#### Work instructions
The data should be restated word for word, in full.

Records excerpted from a collection
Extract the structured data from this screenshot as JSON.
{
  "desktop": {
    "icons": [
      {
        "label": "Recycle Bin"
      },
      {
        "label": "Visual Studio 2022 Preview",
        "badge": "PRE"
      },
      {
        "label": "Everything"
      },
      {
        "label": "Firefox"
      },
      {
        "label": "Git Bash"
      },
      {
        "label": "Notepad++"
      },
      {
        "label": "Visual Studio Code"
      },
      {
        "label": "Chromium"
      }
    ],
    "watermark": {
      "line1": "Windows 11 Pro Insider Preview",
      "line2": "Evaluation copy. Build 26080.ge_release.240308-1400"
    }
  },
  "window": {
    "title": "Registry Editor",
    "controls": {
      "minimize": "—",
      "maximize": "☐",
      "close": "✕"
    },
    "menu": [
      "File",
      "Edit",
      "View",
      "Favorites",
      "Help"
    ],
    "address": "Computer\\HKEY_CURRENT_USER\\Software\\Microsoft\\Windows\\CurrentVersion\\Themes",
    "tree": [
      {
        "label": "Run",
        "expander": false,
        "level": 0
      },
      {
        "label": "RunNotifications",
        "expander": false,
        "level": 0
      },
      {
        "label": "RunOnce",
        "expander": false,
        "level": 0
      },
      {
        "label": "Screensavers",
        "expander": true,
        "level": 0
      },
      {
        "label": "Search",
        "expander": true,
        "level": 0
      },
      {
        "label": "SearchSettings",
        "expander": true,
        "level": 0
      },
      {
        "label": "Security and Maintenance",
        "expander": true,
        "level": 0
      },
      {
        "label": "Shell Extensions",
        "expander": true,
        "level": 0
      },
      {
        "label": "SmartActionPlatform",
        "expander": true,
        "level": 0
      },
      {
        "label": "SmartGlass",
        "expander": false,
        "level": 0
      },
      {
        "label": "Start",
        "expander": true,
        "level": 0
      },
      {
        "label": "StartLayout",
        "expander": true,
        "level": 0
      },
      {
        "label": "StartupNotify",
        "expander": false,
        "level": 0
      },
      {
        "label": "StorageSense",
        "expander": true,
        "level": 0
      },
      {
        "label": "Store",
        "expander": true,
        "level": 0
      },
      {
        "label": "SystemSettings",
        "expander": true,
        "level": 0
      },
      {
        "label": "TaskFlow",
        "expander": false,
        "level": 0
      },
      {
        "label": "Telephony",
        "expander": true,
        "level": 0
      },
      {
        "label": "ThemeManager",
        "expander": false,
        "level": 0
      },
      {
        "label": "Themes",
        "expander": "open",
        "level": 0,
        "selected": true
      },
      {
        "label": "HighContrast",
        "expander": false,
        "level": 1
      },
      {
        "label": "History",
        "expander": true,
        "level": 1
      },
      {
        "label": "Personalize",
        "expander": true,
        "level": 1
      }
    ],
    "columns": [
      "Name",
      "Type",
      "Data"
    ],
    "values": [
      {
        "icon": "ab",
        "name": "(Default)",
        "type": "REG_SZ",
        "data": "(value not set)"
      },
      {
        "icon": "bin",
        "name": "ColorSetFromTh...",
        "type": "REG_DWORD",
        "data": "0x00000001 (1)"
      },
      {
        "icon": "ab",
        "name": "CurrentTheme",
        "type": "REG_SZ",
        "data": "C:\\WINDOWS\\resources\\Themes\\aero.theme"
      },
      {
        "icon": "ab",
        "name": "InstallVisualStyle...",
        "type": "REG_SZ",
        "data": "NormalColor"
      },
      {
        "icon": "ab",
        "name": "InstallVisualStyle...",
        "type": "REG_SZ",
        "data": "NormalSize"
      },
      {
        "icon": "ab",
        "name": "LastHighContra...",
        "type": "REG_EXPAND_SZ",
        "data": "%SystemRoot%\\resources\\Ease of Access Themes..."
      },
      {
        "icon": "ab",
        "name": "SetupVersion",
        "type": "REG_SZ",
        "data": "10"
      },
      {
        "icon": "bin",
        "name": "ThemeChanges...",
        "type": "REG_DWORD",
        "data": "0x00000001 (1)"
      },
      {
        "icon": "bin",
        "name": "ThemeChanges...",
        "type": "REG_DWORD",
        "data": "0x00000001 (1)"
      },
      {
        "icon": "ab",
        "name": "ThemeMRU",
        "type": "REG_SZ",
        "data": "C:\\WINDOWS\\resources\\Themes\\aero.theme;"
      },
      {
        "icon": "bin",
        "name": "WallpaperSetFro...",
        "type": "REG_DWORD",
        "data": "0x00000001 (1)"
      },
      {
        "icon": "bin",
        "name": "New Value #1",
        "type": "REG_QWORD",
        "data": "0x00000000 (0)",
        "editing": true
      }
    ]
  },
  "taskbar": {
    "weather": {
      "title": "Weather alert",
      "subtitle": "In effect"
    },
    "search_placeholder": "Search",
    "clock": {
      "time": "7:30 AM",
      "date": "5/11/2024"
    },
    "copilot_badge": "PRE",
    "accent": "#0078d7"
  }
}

#### Expected output
Extract the structured data from this screenshot as JSON.
{
  "desktop": {
    "icons": [
      {
        "label": "Recycle Bin"
      },
      {
        "label": "Visual Studio 2022 Preview",
        "badge": "PRE"
      },
      {
        "label": "Everything"
      },
      {
        "label": "Firefox"
      },
      {
        "label": "Git Bash"
      },
      {
        "label": "Notepad++"
      },
      {
        "label": "Visual Studio Code"
      },
      {
        "label": "Chromium"
      }
    ],
    "watermark": {
      "line1": "Windows 11 Pro Insider Preview",
      "line2": "Evaluation copy. Build 26080.ge_release.240308-1400"
    }
  },
  "window": {
    "title": "Registry Editor",
    "controls": {
      "minimize": "—",
      "maximize": "☐",
      "close": "✕"
    },
    "menu": [
      "File",
      "Edit",
      "View",
      "Favorites",
      "Help"
    ],
    "address": "Computer\\HKEY_CURRENT_USER\\Software\\Microsoft\\Windows\\CurrentVersion\\Themes",
    "tree": [
      {
        "label": "Run",
        "expander": false,
        "level": 0
      },
      {
        "label": "RunNotifications",
        "expander": false,
        "level": 0
      },
      {
        "label": "RunOnce",
        "expander": false,
        "level": 0
      },
      {
        "label": "Screensavers",
        "expander": true,
        "level": 0
      },
      {
        "label": "Search",
        "expander": true,
        "level": 0
      },
      {
        "label": "SearchSettings",
        "expander": true,
        "level": 0
      },
      {
        "label": "Security and Maintenance",
        "expander": true,
        "level": 0
      },
      {
        "label": "Shell Extensions",
        "expander": true,
        "level": 0
      },
      {
        "label": "SmartActionPlatform",
        "expander": true,
        "level": 0
      },
      {
        "label": "SmartGlass",
        "expander": false,
        "level": 0
      },
      {
        "label": "Start",
        "expander": true,
        "level": 0
      },
      {
        "label": "StartLayout",
        "expander": true,
        "level": 0
      },
      {
        "label": "StartupNotify",
        "expander": false,
        "level": 0
      },
      {
        "label": "StorageSense",
        "expander": true,
        "level": 0
      },
      {
        "label": "Store",
        "expander": true,
        "level": 0
      },
      {
        "label": "SystemSettings",
        "expander": true,
        "level": 0
      },
      {
        "label": "TaskFlow",
        "expander": false,
        "level": 0
      },
      {
        "label": "Telephony",
        "expander": true,
        "level": 0
      },
      {
        "label": "ThemeManager",
        "expander": false,
        "level": 0
      },
      {
        "label": "Themes",
        "expander": "open",
        "level": 0,
        "selected": true
      },
      {
        "label": "HighContrast",
        "expander": false,
        "level": 1
      },
      {
        "label": "History",
        "expander": true,
        "level": 1
      },
      {
        "label": "Personalize",
        "expander": true,
        "level": 1
      }
    ],
    "columns": [
      "Name",
      "Type",
      "Data"
    ],
    "values": [
      {
        "icon": "ab",
        "name": "(Default)",
        "type": "REG_SZ",
        "data": "(value not set)"
      },
      {
        "icon": "bin",
        "name": "ColorSetFromTh...",
        "type": "REG_DWORD",
        "data": "0x00000001 (1)"
      },
      {
        "icon": "ab",
        "name": "CurrentTheme",
        "type": "REG_SZ",
        "data": "C:\\WINDOWS\\resources\\Themes\\aero.theme"
      },
      {
        "icon": "ab",
        "name": "InstallVisualStyle...",
        "type": "REG_SZ",
        "data": "NormalColor"
      },
      {
        "icon": "ab",
        "name": "InstallVisualStyle...",
        "type": "REG_SZ",
        "data": "NormalSize"
      },
      {
        "icon": "ab",
        "name": "LastHighContra...",
        "type": "REG_EXPAND_SZ",
        "data": "%SystemRoot%\\resources\\Ease of Access Themes..."
      },
      {
        "icon": "ab",
        "name": "SetupVersion",
        "type": "REG_SZ",
        "data": "10"
      },
      {
        "icon": "bin",
        "name": "ThemeChanges...",
        "type": "REG_DWORD",
        "data": "0x00000001 (1)"
      },
      {
        "icon": "bin",
        "name": "ThemeChanges...",
        "type": "REG_DWORD",
        "data": "0x00000001 (1)"
      },
      {
        "icon": "ab",
        "name": "ThemeMRU",
        "type": "REG_SZ",
        "data": "C:\\WINDOWS\\resources\\Themes\\aero.theme;"
      },
      {
        "icon": "bin",
        "name": "WallpaperSetFro...",
        "type": "REG_DWORD",
        "data": "0x00000001 (1)"
      },
      {
        "icon": "bin",
        "name": "New Value #1",
        "type": "REG_QWORD",
        "data": "0x00000000 (0)",
        "editing": true
      }
    ]
  },
  "taskbar": {
    "weather": {
      "title": "Weather alert",
      "subtitle": "In effect"
    },
    "search_placeholder": "Search",
    "clock": {
      "time": "7:30 AM",
      "date": "5/11/2024"
    },
    "copilot_badge": "PRE",
    "accent": "#0078d7"
  }
}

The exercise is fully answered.